|Let the fun begin!|
Sound all too familiar my gardening friends? Let me share:
We had to have our largest and oldest walnut tree cut down because it had become a danger to lives and buildings. We mourned the loss. And then! And then, I realized it was an excellent opportunity to have a new garden bed. Wowzer and kick in that gardening addiction!
Yes, I started breathing faster and my heart was racing. Was it sugar or garden addiction? That burst of energy gave me all kinds of thoughts about making, moving and designing. I was blinded by the fact it would take lots of physical work especially considering there had to be a huge mass of roots to contend.
Another rationalization was I would simply move things I had and it wouldn’t cost a dime.
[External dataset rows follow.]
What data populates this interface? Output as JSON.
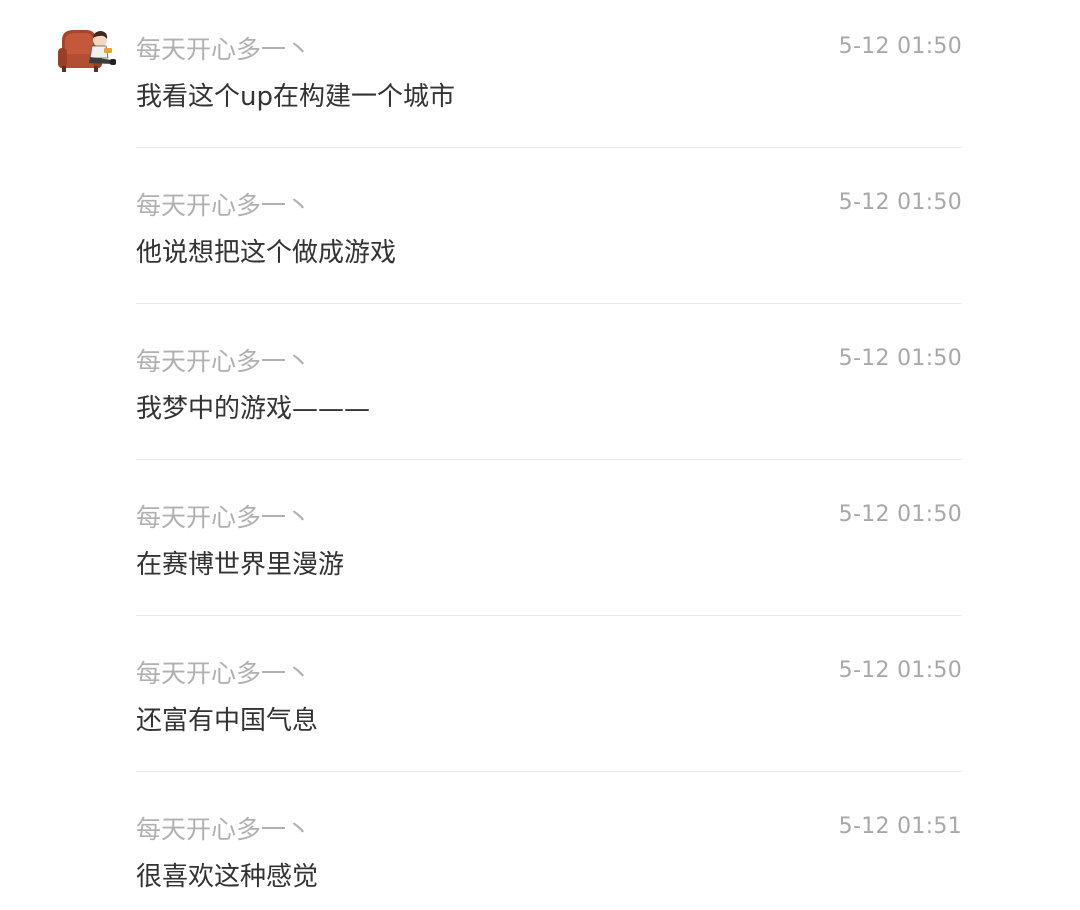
{
  "comments": [
    {
      "author": "每天开心多一丶",
      "time": "5-12 01:50",
      "text": "我看这个up在构建一个城市"
    },
    {
      "author": "每天开心多一丶",
      "time": "5-12 01:50",
      "text": "他说想把这个做成游戏"
    },
    {
      "author": "每天开心多一丶",
      "time": "5-12 01:50",
      "text": "我梦中的游戏———"
    },
    {
      "author": "每天开心多一丶",
      "time": "5-12 01:50",
      "text": "在赛博世界里漫游"
    },
    {
      "author": "每天开心多一丶",
      "time": "5-12 01:50",
      "text": "还富有中国气息"
    },
    {
      "author": "每天开心多一丶",
      "time": "5-12 01:51",
      "text": "很喜欢这种感觉"
    }
  ],
  "avatar_icon": "cartoon-person-in-armchair-icon"
}
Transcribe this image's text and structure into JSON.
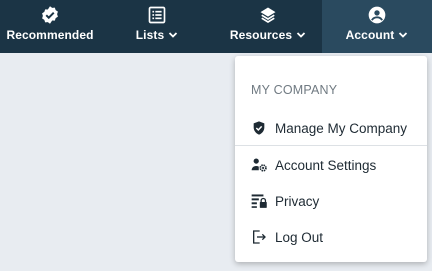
{
  "nav": {
    "items": [
      {
        "label": "Recommended",
        "icon": "verified-badge-icon",
        "has_dropdown": false
      },
      {
        "label": "Lists",
        "icon": "list-icon",
        "has_dropdown": true
      },
      {
        "label": "Resources",
        "icon": "layers-icon",
        "has_dropdown": true
      },
      {
        "label": "Account",
        "icon": "account-circle-icon",
        "has_dropdown": true,
        "active": true
      }
    ]
  },
  "account_menu": {
    "section_header": "MY COMPANY",
    "items": [
      {
        "label": "Manage My Company",
        "icon": "shield-check-icon"
      },
      {
        "label": "Account Settings",
        "icon": "user-settings-icon"
      },
      {
        "label": "Privacy",
        "icon": "privacy-lock-icon"
      },
      {
        "label": "Log Out",
        "icon": "logout-icon"
      }
    ]
  },
  "colors": {
    "navbar_bg": "#1b3445",
    "navbar_active_bg": "#2a4a5f",
    "page_bg": "#e8ecf1",
    "menu_text": "#1e2a33",
    "section_header_text": "#707a82"
  }
}
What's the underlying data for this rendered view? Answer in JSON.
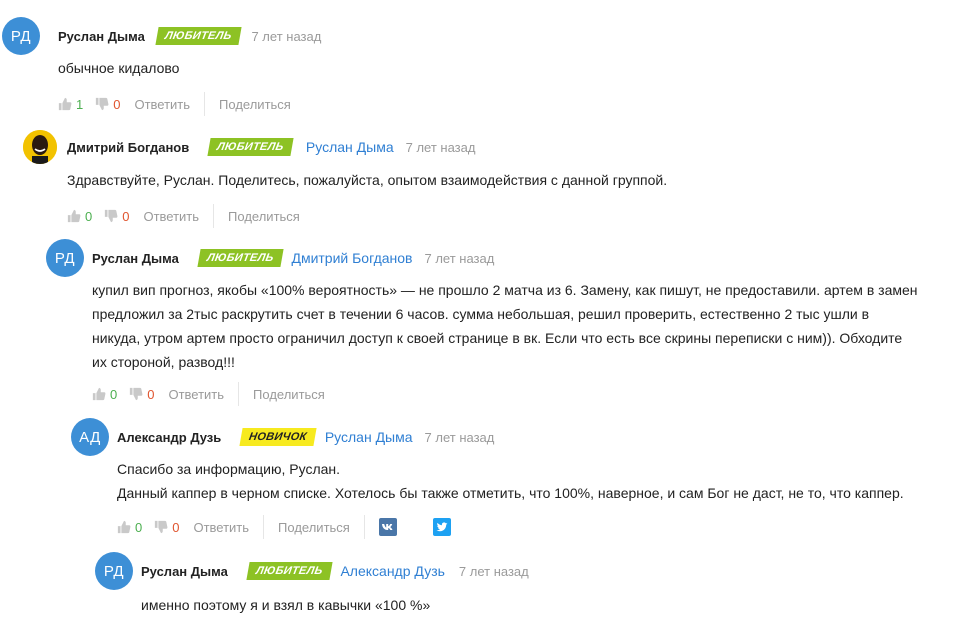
{
  "comments": [
    {
      "initials": "РД",
      "author": "Руслан Дыма",
      "badge": "ЛЮБИТЕЛЬ",
      "reply_to": "",
      "time": "7 лет назад",
      "text": [
        "обычное кидалово"
      ],
      "likes": "1",
      "dislikes": "0",
      "reply_label": "Ответить",
      "share_label": "Поделиться"
    },
    {
      "initials": "",
      "author": "Дмитрий Богданов",
      "badge": "ЛЮБИТЕЛЬ",
      "reply_to": "Руслан Дыма",
      "time": "7 лет назад",
      "text": [
        "Здравствуйте, Руслан. Поделитесь, пожалуйста, опытом взаимодействия с данной группой."
      ],
      "likes": "0",
      "dislikes": "0",
      "reply_label": "Ответить",
      "share_label": "Поделиться"
    },
    {
      "initials": "РД",
      "author": "Руслан Дыма",
      "badge": "ЛЮБИТЕЛЬ",
      "reply_to": "Дмитрий Богданов",
      "time": "7 лет назад",
      "text": [
        "купил вип прогноз, якобы «100% вероятность» — не прошло 2 матча из 6. Замену, как пишут, не предоставили. артем в замен",
        "предложил за 2тыс раскрутить счет в течении 6 часов. сумма небольшая, решил проверить, естественно 2 тыс ушли в",
        "никуда, утром артем просто ограничил доступ к своей странице в вк. Если что есть все скрины переписки с ним)). Обходите",
        "их стороной, развод!!!"
      ],
      "likes": "0",
      "dislikes": "0",
      "reply_label": "Ответить",
      "share_label": "Поделиться"
    },
    {
      "initials": "АД",
      "author": "Александр Дузь",
      "badge": "НОВИЧОК",
      "reply_to": "Руслан Дыма",
      "time": "7 лет назад",
      "text": [
        "Спасибо за информацию, Руслан.",
        "Данный каппер в черном списке. Хотелось бы также отметить, что 100%, наверное, и сам Бог не даст, не то, что каппер."
      ],
      "likes": "0",
      "dislikes": "0",
      "reply_label": "Ответить",
      "share_label": "Поделиться"
    },
    {
      "initials": "РД",
      "author": "Руслан Дыма",
      "badge": "ЛЮБИТЕЛЬ",
      "reply_to": "Александр Дузь",
      "time": "7 лет назад",
      "text": [
        "именно поэтому я и взял в кавычки «100 %»"
      ]
    }
  ],
  "colors": {
    "avatar": "#3d8fd6",
    "badge_amateur": "#8dc224",
    "badge_novice": "#f7ea1f",
    "link": "#2f7fd3",
    "like": "#4caf50",
    "dislike": "#e0552f"
  },
  "icons": [
    "thumbs-up-icon",
    "thumbs-down-icon",
    "vk-icon",
    "twitter-icon"
  ]
}
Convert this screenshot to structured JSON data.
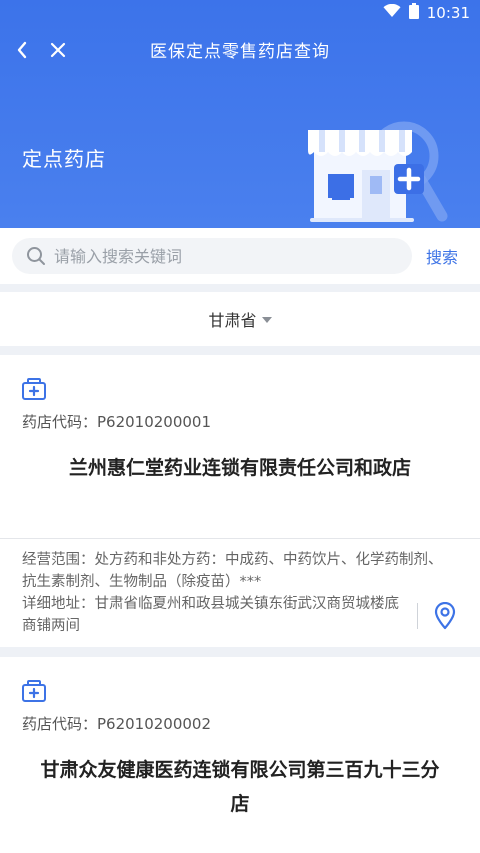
{
  "status": {
    "time": "10:31",
    "wifi_icon": "wifi-icon",
    "battery_icon": "battery-icon"
  },
  "nav": {
    "title": "医保定点零售药店查询",
    "back_icon": "back-icon",
    "close_icon": "close-icon"
  },
  "banner": {
    "title": "定点药店"
  },
  "search": {
    "placeholder": "请输入搜索关键词",
    "value": "",
    "button_label": "搜索"
  },
  "filter": {
    "province": "甘肃省"
  },
  "pharmacies": [
    {
      "code_label": "药店代码：P62010200001",
      "name": "兰州惠仁堂药业连锁有限责任公司和政店",
      "scope_label": "经营范围：处方药和非处方药：中成药、中药饮片、化学药制剂、抗生素制剂、生物制品（除疫苗）***",
      "address_label": "详细地址：甘肃省临夏州和政县城关镇东街武汉商贸城楼底商铺两间"
    },
    {
      "code_label": "药店代码：P62010200002",
      "name": "甘肃众友健康医药连锁有限公司第三百九十三分店"
    }
  ],
  "colors": {
    "primary": "#3d73e6",
    "header_bg": "#4179ec",
    "page_bg": "#eef1f6"
  }
}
Ah yes, rationalization of the finest kind.
First, I asked the forester to leave the stump about four feet high. And now it was time to “encourage” my good husband into the whole process. He enjoys designing building projects and so little by little I showed him fairy houses made from tree stumps. See my garden blog for a picture of the end result.
I had to be pretty darn ruthless with the existing Comfrey that had surrounded the walnut for years. Comfrey is an old heirloom plant that is beautiful for about half the summer and a real invasive ugly pain the other half. It has spread and this patch will not be missed.
|Old walnut showing the damage.|
Once I had killed (hopefully) the comfrey, I had a blank circle except for the existing daffodils. Good to go! Perhaps this is where tunnel vision married rationalization. Those daylilies that had eventually become too shaded could be moved, it was a chance to get some new daylilies (because one never has enough) and having all this outside my computer room window and off the back porch was an added bonus. Seriously, I was doing this for the masses, for the love of gardening and alas - for my garden addiction.
It’s been gently suggested by one of my sweet family members that I may want to consider downsizing my gardens in preparation of getting too old and feeble to care for them properly. Plus, is a yard full of perennials, bushes, trees and things a home selling point or a home selling deterrent?
To date, I’ve tried to consider the suggestion and right now I’m thinking gardening and the beauty are some of the things that keep me going – although perhaps painfully going. Planning and improving my gardens gives hours of good brain activity. (I know! I know! Rationalization!)
I know from past experience (both mine and my garden friends) that seldom does anyone buy a home and have the same likes as the prior owner. That goes for both inside the home and the grounds. They buy a new home with their own set of loves and visions and seldom does it include what’s already been done.
I follow several old home sites and the comments substantiate this. A few will fall in love with the total package. Most others will wax on about what they would change and how could anyone be so stupid as to do such and such. I do hope whoever buys this home from us in the future will have our vision and love of old homes and gardens but if not, so be it. With a few exceptions, a lawn mower set on low and grass seed will return it to the simple yard it hasn’t seen in years.
I’ve been around too long to suppose my garden will become a nationally protected garden heritage site. Seriously, it wouldn’t become that even if I paid off the judges. It’s not that big of a deal but it is the deal I enjoy today with visions of what it will look like for that little patch where the old walnut had stood.
Maybe next year I’ll consider paring down my beds – ha ha ha ha ha ha – Oh gosh that’s a good one.